Data about app and page elements:
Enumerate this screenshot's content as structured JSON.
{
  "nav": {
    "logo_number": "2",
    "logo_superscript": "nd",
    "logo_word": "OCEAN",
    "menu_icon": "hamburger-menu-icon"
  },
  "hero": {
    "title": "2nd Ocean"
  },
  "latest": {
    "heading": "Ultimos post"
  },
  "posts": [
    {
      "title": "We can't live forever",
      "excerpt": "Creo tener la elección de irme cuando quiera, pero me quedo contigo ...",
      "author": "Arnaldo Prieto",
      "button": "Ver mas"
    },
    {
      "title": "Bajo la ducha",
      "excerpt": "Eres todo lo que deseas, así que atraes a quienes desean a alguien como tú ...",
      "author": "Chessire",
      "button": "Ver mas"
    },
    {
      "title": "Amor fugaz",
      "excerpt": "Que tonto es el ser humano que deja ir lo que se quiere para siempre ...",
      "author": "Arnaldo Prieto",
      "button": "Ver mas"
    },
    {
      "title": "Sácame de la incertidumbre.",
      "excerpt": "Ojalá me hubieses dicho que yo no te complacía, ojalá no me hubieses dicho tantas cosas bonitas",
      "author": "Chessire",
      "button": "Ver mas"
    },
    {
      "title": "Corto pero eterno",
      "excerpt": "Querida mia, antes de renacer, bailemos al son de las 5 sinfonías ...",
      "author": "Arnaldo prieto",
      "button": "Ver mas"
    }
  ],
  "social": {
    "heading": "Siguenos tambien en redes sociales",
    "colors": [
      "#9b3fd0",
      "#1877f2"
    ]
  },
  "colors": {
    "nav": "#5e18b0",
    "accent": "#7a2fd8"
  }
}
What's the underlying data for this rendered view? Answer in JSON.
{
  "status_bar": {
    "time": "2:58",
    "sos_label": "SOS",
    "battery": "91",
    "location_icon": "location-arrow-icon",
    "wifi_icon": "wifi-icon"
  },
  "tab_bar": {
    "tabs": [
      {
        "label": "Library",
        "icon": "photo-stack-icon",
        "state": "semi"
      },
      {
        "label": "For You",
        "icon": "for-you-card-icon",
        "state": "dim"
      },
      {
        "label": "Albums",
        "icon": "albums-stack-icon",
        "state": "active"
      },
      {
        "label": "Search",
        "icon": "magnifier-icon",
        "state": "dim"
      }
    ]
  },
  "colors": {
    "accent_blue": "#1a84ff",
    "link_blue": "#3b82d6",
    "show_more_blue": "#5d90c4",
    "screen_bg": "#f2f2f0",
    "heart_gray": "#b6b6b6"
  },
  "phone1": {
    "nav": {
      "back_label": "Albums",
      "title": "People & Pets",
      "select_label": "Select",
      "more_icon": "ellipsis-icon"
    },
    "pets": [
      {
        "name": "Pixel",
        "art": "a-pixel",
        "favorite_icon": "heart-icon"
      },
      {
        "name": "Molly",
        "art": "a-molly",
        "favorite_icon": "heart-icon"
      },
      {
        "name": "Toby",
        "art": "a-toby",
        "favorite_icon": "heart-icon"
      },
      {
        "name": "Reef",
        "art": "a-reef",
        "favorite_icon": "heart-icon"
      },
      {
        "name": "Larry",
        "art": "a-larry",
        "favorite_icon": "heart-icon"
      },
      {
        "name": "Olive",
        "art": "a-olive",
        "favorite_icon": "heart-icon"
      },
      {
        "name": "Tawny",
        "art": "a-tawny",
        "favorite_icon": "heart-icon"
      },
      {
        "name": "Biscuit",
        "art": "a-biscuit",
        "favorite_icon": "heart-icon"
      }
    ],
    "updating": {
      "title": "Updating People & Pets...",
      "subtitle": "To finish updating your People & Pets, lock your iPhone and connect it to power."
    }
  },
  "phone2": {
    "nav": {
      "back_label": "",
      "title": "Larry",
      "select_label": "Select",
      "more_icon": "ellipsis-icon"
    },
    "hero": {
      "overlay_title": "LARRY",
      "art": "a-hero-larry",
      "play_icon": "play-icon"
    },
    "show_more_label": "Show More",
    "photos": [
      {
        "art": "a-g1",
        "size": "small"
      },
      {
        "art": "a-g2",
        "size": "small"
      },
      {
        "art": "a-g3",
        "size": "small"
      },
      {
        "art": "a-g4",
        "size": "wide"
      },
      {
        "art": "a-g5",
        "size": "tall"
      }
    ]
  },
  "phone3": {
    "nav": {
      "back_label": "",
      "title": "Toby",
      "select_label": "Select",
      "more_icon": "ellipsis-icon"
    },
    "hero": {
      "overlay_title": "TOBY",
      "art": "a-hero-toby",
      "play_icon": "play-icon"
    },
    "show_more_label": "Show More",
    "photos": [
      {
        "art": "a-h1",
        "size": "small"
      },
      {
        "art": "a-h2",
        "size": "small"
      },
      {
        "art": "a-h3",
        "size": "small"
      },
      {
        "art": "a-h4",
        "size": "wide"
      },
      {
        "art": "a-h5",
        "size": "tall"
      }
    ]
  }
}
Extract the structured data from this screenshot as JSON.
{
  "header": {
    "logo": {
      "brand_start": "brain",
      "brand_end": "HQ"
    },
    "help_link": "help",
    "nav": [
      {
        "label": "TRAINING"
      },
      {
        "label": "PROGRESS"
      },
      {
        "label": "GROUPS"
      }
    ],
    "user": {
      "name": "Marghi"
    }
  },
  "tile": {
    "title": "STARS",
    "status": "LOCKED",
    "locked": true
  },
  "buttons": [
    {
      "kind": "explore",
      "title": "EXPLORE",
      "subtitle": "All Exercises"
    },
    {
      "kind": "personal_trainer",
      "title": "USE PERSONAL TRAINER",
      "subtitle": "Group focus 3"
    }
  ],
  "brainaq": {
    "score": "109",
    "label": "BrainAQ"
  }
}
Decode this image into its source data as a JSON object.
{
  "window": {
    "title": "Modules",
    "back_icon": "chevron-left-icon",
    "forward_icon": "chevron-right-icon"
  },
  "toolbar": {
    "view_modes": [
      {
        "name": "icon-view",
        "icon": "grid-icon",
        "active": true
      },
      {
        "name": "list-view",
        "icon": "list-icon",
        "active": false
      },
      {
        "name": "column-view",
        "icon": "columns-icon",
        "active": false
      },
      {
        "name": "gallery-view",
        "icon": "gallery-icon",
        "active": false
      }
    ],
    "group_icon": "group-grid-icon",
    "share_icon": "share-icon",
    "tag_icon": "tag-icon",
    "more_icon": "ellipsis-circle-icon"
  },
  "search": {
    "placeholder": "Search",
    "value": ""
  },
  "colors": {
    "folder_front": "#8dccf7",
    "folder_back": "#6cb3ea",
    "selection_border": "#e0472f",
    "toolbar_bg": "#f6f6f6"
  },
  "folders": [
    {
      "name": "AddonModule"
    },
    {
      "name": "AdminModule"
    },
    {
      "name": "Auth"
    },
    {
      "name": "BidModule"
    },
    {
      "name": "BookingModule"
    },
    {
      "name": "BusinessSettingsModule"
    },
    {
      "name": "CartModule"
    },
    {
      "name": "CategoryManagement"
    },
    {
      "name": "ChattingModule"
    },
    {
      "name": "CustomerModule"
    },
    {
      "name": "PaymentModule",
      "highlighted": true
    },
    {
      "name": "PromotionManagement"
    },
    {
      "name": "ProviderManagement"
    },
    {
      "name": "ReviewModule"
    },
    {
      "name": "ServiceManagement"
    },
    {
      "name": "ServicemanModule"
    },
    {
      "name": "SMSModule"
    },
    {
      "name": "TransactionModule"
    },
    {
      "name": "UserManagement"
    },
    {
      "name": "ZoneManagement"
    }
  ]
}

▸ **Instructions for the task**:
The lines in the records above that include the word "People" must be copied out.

▸ **Task output**:
      "title": "People & Pets",
      "title": "Updating People & Pets...",
      "subtitle": "To finish updating your People & Pets, lock your iPhone and connect it to power."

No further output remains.